After our Texas summer camps last year, my family traveled to New Mexico for an outdoor adventure with our own kids. I took this picture of a sign posted in our hotel room in Silver City. We had just come out of the Gila Wilderness where we hiked 13 miles round trip to a magical hot springs way back up in the mountains. It was not a well-marked trail. We ascended a mountain ridge, followed it for a couple of miles, then switched back down into a narrow canyon cut by a small but swift river. Directions to the springs said, “you’ll cross the river some 15 times.” We lost count, and got off track, and wondered whether certain crossings counted as “crossings”. We thought we’d get to the springs in time to soak our tired bones before setting up camp. Nope. We had to give up, pitch the tent, and then find the springs in the morning. It was worth every single scratch, blister, and missed river crossing. Since it was early in the morning, we had the springs to ourselves. They were a perfect 94 degrees and we could have stayed there all day. 
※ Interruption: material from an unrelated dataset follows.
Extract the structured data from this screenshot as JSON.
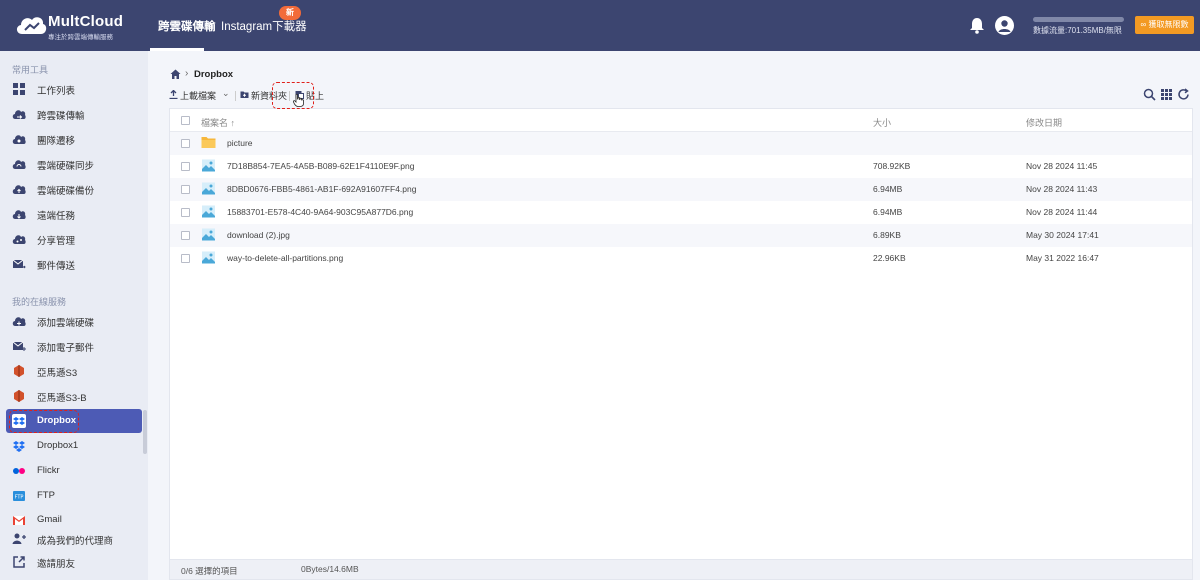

The Gila Wilderness, designated in 1924, is our country’s oldest wilderness area. It’s not as famous as some of our other wild spaces, but you won’t find a lovelier place. It’s got the majesty of the mountains and the tranquility of high desert mixed with the funky vibe of New Mexico. I love it.
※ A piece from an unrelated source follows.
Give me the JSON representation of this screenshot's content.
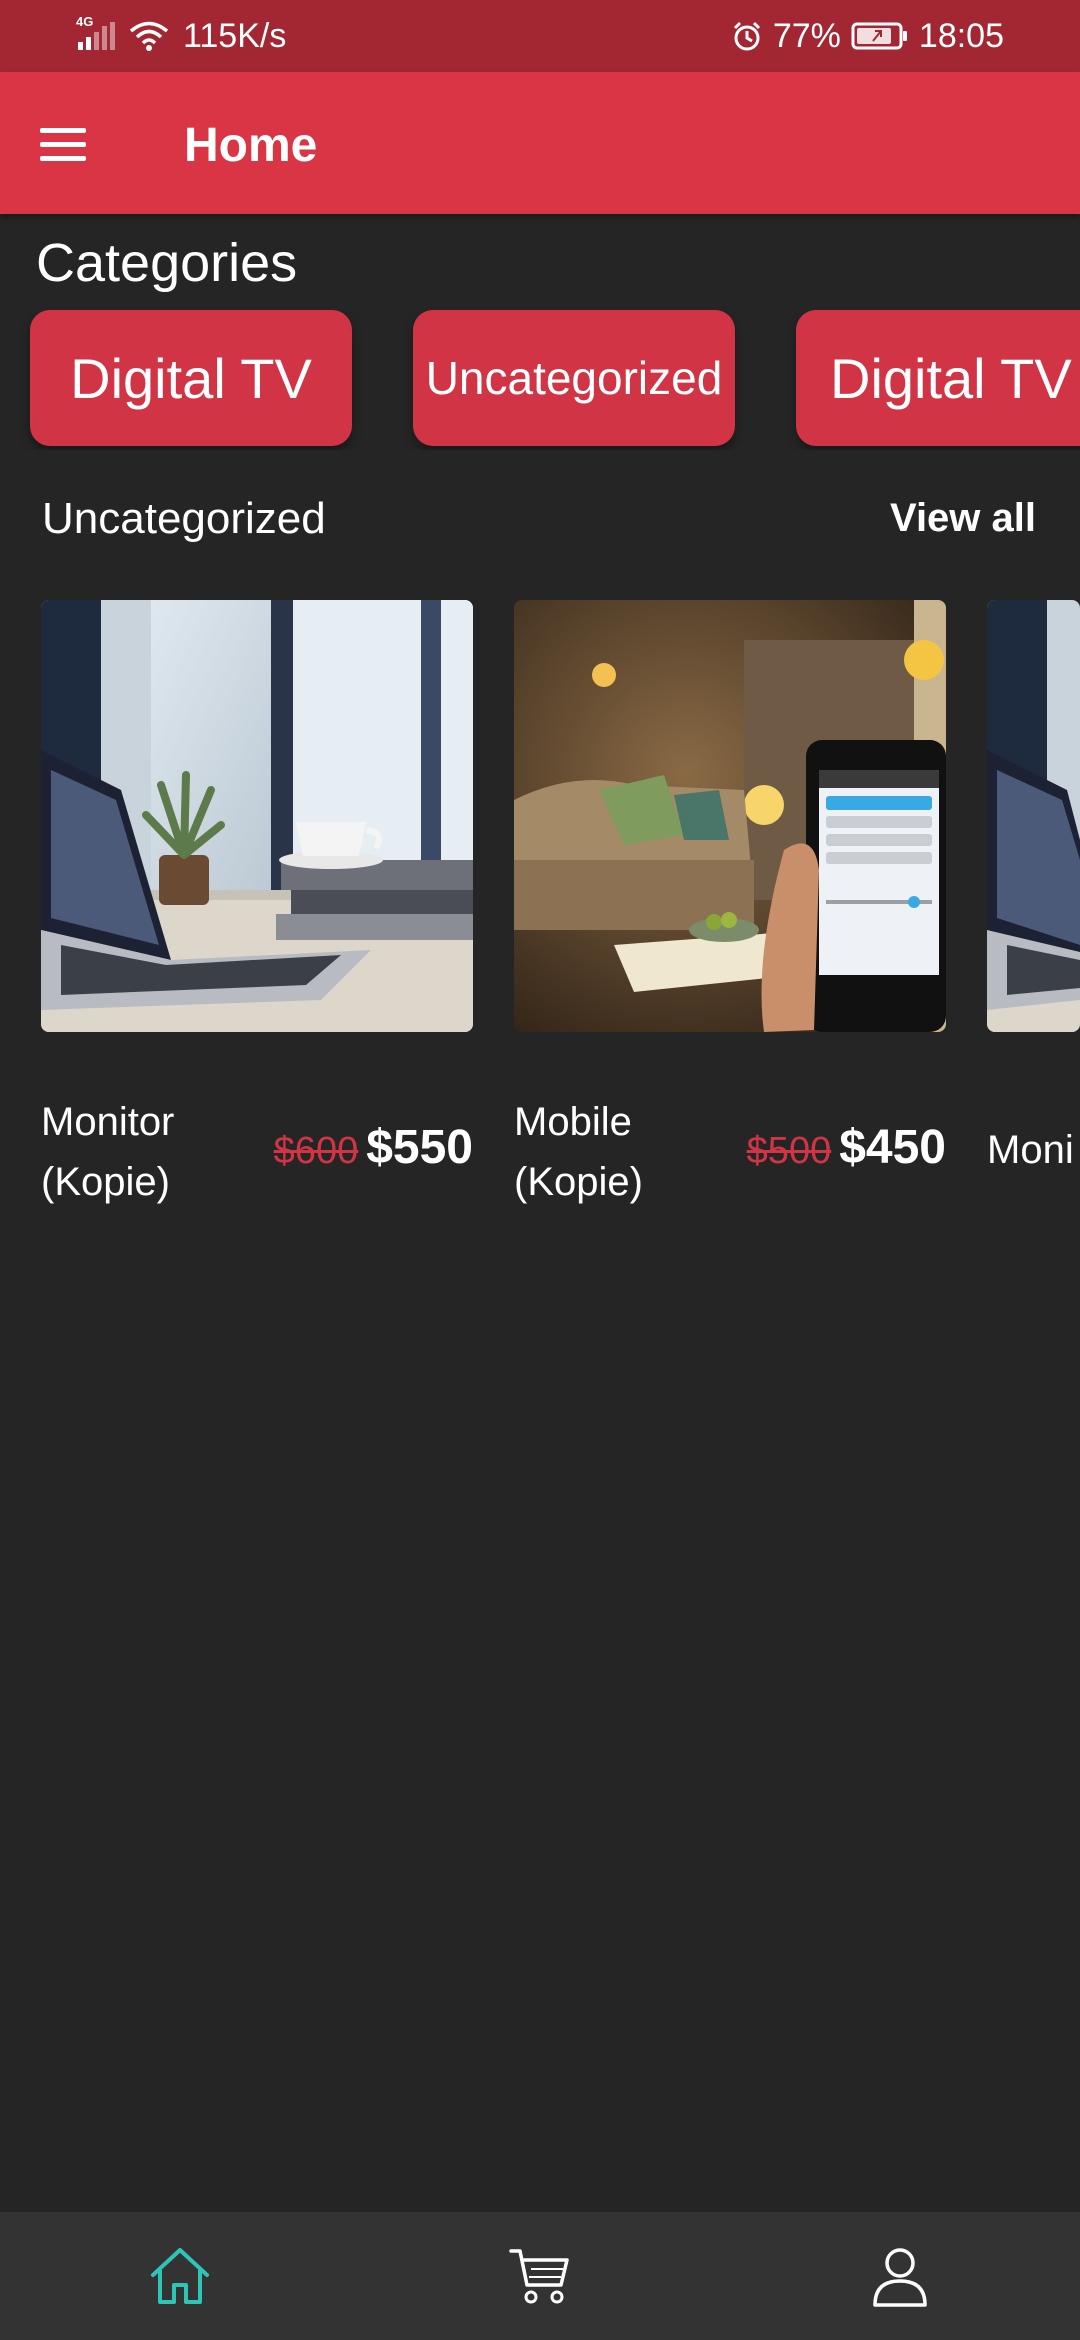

That doesn’t mean I wasn’t bone-tired when we checked into the Palace Hotel in Silver City. But you know how after you’ve been on a long back-country hike, you feel clean afterwards? (Not physically. Obviously. We were disgusting.) I mean that you feel like you’ve reset yourself. Like a snake, you needed to scratch up against some logs and rocks to shed something old and ugly that you didn’t even know was weighing you down.

That’s how I was when I read The Travelers sign.
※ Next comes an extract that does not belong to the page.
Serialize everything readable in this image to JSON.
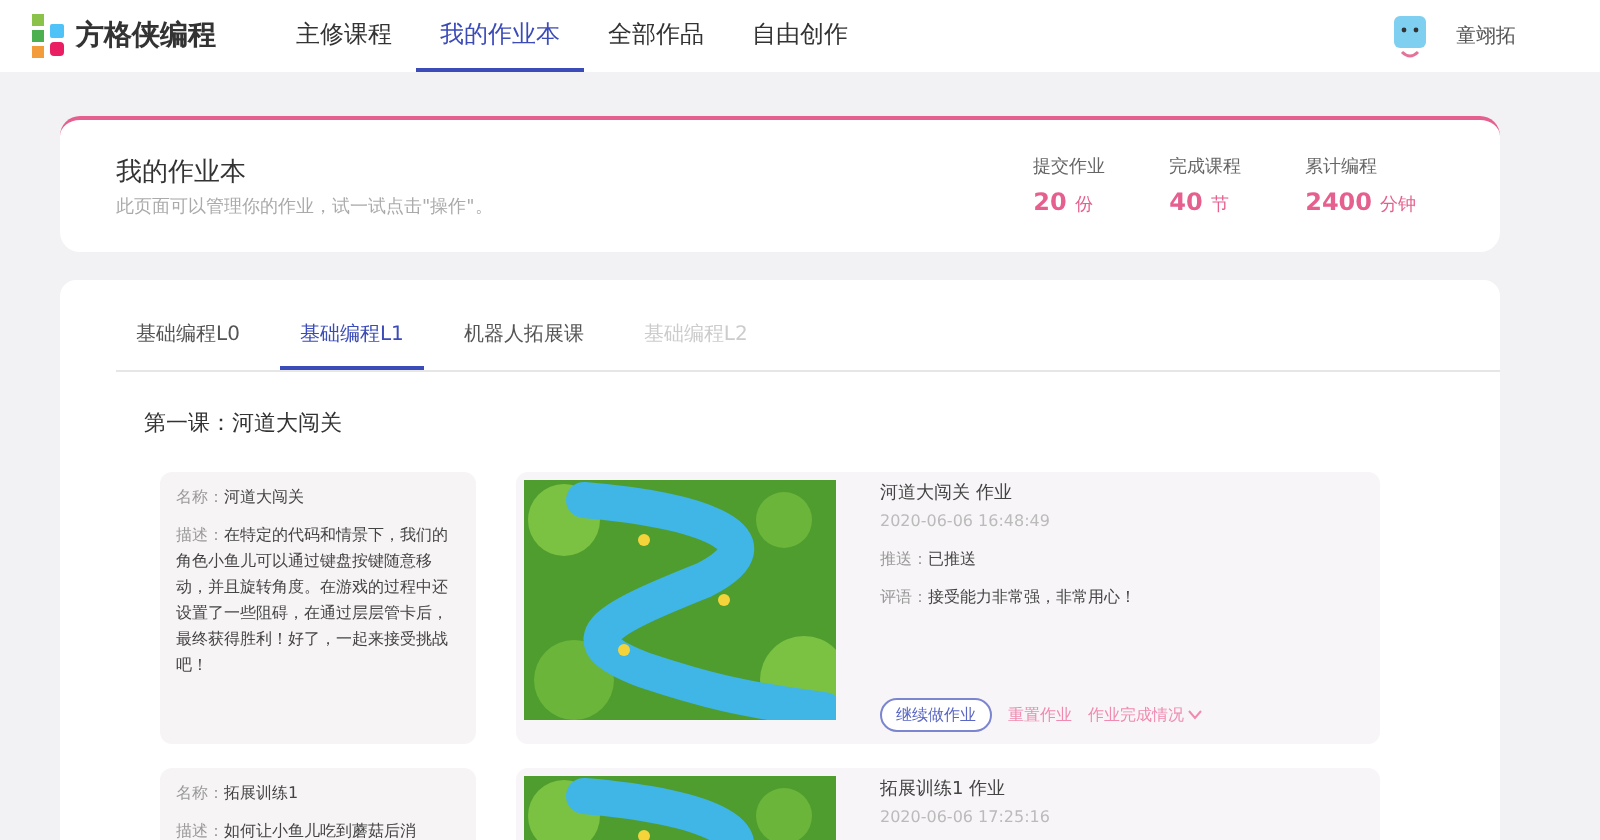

“We are all travelers. From ‘birth until death’ we travel between the eternities. May these days be pleasant for you, profitable for society, helpful for those you meet, and a joy to those who know and love you best.”

If you’re ever in Silver City, please stay at the Palace Hotel. They offer an historic old building, uniquely quaint rooms, and a beautiful blessing to see you through your travels.